Bengal Bouts: Chasing dreams
Kyle Cassily | Friday, March 3, 2006
Chris Calderone knows from experience that to be the best, you have to beat the best.
The junior Bengal Bouts captain and No. 1 seed in the 155-pound weight class has faced a tough draw of opponents in the past and says he is ready to be the top fighter in this year’s Bouts.
As a freshman in the 160-pound weight class, Calderone won in the preliminaries, only to drop a tough bout in the quarterfinals to eventual champion Colin Kerrigan.
The next year – his first at 155 – Calderone slugged his way to the semifinals where he faced Bengal Bouts president Galen Loughery. Loughery knocked off Calderone and went on to win the weight class. For the second straight year, Calderone had been handed defeat at the hands of the champion.
“It made it harder because it felt like, ‘Wow, I would have won the whole thing,” Calderone said.
“I’m not pushing anything but I’m hoping to win the whole thing,” he said of his hopes for this year’s Bouts.
Calderone’s interest in boxing grew out of the lack of another sport at Notre Dame – varsity wrestling. Calderone wrestled for four years in high school and joined the Boxing Club in search of a substitute to the sport.
“I kind of ended up liking boxing better,” he said. “I just really liked the sport and the whole Bengal Bouts program was just great. It’s a teamwork thing, but you also get to compete individually too.”
Calderone admitted that when he joined Bengal Bouts he did not know much about the charity side of the event. Since then he has learned the value of the Congregation of the Holy Cross’ Bangladesh missions.
“After I became a part of [the Boxing Club], it was added incentive to stay with it,” he said of the missions that Bengal Bouts funds. “It gives added purpose to it. You’re not just boxing for the heck of it; your boxing for a great cause.”
Calderone said he enjoys the group training aspect of the club, as it gives a sense of teamwork and friendship akin to high school athletic teams. And now that the former Morrissey resident lives off-campus, Calderone enjoys training with comrades he doesn’t have the ability to see as often.
“You make some great friendships,” he said. “Everyone’s working together, you’re holding mitts for other kids, you’re pushing each other.”
Now that he is a junior captain, Calderone relishes the opportunity to improve the skills of underclassmen and be a leader in such a respected program.
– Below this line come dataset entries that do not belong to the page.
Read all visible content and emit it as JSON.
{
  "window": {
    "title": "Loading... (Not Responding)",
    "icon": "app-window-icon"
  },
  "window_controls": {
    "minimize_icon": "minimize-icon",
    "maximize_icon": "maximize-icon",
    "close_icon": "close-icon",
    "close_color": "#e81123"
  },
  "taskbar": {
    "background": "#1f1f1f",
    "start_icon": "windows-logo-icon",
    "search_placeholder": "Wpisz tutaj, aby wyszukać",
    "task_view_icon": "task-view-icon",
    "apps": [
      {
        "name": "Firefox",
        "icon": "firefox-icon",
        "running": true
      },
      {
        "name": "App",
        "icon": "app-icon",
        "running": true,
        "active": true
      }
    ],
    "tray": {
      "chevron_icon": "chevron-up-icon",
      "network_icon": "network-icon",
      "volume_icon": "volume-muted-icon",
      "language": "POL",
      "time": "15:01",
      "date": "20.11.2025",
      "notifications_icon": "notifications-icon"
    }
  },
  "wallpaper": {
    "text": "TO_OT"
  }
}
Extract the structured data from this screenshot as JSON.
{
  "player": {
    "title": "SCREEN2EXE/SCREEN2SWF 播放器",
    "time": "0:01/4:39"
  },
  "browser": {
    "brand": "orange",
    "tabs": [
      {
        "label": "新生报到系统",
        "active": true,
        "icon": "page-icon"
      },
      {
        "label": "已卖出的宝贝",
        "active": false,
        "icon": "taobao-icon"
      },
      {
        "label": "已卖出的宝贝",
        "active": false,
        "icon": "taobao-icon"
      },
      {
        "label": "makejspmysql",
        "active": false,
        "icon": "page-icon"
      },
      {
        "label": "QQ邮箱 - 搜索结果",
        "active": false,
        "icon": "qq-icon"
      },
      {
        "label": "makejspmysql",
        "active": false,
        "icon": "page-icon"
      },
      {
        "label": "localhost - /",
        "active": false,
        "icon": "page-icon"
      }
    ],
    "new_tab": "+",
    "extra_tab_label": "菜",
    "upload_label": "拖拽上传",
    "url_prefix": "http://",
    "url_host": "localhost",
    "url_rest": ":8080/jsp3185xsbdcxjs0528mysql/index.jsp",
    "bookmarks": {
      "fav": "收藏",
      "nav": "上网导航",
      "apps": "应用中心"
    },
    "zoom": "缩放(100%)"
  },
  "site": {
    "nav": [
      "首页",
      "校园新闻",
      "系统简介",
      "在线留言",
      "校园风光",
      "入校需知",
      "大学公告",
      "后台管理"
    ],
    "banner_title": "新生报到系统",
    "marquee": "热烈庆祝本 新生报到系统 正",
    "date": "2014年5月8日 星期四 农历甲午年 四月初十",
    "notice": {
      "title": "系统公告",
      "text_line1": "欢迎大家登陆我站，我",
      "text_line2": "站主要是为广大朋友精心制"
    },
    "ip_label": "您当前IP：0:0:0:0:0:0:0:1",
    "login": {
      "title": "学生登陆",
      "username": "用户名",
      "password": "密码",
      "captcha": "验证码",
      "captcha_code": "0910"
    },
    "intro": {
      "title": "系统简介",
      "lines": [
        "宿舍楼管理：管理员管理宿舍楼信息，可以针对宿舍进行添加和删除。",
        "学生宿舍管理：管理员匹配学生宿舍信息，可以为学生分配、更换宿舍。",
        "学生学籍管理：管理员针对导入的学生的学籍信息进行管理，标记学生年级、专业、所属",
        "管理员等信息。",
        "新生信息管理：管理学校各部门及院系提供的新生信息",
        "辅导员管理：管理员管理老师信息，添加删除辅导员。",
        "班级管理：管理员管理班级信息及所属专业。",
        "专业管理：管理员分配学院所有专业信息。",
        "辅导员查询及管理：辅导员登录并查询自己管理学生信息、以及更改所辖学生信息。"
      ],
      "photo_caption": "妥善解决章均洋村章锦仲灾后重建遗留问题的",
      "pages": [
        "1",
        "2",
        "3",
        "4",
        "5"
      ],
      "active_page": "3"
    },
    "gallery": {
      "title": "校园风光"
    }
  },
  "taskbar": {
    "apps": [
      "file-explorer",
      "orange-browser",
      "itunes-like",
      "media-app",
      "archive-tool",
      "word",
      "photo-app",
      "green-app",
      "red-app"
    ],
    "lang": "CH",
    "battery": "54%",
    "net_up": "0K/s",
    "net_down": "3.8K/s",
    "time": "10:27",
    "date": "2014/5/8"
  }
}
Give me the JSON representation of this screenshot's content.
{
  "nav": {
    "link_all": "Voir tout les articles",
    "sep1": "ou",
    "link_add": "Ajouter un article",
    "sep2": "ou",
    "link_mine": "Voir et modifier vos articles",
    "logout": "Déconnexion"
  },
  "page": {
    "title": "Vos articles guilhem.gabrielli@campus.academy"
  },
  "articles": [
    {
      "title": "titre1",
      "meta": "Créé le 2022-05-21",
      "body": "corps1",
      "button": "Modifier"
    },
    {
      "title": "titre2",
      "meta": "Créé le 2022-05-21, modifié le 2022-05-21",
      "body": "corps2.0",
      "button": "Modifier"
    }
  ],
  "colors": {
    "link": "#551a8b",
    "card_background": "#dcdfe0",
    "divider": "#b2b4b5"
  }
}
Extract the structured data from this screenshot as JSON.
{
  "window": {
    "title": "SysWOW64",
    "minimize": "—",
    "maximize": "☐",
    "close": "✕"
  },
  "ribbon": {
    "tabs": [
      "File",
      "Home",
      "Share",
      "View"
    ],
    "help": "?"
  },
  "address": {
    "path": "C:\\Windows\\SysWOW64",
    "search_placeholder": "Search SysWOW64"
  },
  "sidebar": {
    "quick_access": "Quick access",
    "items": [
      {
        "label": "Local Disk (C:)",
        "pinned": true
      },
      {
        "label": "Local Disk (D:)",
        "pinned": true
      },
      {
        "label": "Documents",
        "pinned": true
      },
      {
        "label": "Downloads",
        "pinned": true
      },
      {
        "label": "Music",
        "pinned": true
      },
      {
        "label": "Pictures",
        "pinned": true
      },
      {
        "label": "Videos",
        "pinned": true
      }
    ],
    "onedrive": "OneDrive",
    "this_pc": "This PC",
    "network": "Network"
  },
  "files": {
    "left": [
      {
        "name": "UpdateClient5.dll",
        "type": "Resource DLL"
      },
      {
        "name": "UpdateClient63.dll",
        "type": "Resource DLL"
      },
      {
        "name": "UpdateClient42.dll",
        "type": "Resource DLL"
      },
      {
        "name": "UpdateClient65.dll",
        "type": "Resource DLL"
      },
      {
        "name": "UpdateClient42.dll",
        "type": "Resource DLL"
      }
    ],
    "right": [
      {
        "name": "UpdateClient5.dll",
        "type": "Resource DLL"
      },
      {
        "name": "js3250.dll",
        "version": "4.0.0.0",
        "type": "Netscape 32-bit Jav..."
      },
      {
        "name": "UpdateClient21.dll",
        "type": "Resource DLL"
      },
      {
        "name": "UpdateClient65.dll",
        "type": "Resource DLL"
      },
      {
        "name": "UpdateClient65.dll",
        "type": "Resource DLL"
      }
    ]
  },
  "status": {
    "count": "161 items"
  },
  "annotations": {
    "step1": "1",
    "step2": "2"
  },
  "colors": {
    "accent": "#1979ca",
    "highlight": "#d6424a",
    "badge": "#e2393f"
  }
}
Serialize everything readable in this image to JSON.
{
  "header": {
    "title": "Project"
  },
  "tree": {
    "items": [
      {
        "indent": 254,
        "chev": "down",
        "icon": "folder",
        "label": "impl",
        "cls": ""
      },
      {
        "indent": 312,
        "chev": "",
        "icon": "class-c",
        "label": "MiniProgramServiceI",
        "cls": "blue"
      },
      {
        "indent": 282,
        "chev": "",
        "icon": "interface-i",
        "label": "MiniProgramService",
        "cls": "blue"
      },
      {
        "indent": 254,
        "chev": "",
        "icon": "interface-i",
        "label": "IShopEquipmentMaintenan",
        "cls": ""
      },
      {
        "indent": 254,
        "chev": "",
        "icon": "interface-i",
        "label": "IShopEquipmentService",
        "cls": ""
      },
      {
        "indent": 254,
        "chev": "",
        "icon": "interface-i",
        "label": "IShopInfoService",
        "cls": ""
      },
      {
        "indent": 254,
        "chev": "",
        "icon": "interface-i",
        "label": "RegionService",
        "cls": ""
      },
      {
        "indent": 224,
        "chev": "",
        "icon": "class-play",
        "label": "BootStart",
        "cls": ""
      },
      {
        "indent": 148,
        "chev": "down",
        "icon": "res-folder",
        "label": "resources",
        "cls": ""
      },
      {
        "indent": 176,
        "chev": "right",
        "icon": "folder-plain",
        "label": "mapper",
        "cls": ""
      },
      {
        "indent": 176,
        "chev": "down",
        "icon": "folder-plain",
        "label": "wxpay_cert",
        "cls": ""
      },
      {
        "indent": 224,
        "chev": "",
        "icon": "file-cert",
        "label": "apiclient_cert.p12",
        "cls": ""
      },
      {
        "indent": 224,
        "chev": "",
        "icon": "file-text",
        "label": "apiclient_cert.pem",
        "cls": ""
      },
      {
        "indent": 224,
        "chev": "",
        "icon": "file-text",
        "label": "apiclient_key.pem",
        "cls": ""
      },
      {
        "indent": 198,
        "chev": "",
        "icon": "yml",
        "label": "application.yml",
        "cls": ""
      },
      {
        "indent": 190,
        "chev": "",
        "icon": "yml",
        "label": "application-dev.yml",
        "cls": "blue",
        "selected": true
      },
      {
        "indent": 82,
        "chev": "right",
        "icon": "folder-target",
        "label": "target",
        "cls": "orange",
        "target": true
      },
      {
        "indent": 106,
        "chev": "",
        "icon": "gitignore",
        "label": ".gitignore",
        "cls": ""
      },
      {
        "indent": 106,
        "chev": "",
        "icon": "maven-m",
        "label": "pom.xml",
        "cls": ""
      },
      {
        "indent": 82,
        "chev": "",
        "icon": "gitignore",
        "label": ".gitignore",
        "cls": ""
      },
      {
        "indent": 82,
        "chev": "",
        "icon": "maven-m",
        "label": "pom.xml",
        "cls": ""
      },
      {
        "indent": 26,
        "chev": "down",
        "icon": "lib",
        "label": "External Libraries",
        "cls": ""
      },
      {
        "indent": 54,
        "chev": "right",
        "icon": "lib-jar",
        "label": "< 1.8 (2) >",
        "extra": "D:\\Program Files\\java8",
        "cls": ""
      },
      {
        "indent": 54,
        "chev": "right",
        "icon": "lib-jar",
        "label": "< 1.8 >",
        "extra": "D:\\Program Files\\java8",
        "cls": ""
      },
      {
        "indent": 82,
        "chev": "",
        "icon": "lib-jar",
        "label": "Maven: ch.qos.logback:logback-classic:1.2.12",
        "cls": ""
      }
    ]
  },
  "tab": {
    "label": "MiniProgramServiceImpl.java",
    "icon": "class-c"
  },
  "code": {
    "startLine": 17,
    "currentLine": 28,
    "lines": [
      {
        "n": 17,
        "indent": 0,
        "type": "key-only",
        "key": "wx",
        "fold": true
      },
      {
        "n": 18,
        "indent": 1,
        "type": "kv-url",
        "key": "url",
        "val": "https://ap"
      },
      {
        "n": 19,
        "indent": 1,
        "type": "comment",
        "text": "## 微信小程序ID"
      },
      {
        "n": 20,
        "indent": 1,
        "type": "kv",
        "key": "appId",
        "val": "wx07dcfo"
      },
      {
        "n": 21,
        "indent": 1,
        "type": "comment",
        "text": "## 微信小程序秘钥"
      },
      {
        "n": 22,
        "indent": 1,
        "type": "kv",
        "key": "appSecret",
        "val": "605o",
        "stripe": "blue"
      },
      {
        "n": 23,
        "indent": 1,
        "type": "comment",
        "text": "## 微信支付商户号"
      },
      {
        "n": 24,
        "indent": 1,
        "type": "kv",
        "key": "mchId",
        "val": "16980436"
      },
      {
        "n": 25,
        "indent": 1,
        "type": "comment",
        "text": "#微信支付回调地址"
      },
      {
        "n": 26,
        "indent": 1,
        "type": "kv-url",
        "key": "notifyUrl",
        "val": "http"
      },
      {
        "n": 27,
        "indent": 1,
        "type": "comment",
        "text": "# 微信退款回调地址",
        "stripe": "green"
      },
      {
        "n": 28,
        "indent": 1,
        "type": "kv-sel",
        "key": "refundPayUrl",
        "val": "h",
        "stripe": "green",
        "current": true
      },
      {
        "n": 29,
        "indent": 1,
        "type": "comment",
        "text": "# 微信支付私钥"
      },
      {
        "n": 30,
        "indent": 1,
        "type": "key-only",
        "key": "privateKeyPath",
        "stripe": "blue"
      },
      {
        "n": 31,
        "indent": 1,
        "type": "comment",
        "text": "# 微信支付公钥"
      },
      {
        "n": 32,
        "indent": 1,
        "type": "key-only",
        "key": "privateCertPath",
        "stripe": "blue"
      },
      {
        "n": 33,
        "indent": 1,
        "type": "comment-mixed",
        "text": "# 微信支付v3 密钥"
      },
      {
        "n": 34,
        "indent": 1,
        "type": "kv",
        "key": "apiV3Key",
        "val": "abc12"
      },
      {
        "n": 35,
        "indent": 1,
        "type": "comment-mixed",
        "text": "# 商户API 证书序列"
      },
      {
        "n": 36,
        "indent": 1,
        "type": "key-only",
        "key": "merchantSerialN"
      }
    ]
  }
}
“We had some great upperclassmen that taught me as a freshman,” he said. “It’s probably been the best thing I’ve done at Notre Dame so far.”